:: Task objective ::
Please print each record that follows precisely as it appears.

START Information shown

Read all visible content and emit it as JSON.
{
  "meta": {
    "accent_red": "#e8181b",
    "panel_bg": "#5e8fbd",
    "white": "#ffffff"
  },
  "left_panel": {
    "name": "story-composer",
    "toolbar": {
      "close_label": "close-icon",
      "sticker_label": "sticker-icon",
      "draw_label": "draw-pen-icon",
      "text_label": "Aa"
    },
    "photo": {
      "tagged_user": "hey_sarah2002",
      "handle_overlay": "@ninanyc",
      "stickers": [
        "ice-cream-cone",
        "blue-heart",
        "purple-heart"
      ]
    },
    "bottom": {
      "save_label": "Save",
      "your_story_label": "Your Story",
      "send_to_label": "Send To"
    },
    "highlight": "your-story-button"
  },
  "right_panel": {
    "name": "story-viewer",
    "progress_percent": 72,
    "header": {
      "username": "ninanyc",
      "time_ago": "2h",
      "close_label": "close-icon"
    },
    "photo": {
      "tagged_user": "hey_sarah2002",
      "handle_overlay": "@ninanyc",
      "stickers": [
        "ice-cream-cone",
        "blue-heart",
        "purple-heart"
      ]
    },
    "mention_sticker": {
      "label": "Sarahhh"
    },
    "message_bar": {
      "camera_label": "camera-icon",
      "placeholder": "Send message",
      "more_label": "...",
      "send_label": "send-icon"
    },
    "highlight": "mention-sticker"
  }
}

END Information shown

:: Solution ::
Read all visible content and emit it as JSON.
{
  "meta": {
    "accent_red": "#e8181b",
    "panel_bg": "#5e8fbd",
    "white": "#ffffff"
  },
  "left_panel": {
    "name": "story-composer",
    "toolbar": {
      "close_label": "close-icon",
      "sticker_label": "sticker-icon",
      "draw_label": "draw-pen-icon",
      "text_label": "Aa"
    },
    "photo": {
      "tagged_user": "hey_sarah2002",
      "handle_overlay": "@ninanyc",
      "stickers": [
        "ice-cream-cone",
        "blue-heart",
        "purple-heart"
      ]
    },
    "bottom": {
      "save_label": "Save",
      "your_story_label": "Your Story",
      "send_to_label": "Send To"
    },
    "highlight": "your-story-button"
  },
  "right_panel": {
    "name": "story-viewer",
    "progress_percent": 72,
    "header": {
      "username": "ninanyc",
      "time_ago": "2h",
      "close_label": "close-icon"
    },
    "photo": {
      "tagged_user": "hey_sarah2002",
      "handle_overlay": "@ninanyc",
      "stickers": [
        "ice-cream-cone",
        "blue-heart",
        "purple-heart"
      ]
    },
    "mention_sticker": {
      "label": "Sarahhh"
    },
    "message_bar": {
      "camera_label": "camera-icon",
      "placeholder": "Send message",
      "more_label": "...",
      "send_label": "send-icon"
    },
    "highlight": "mention-sticker"
  }
}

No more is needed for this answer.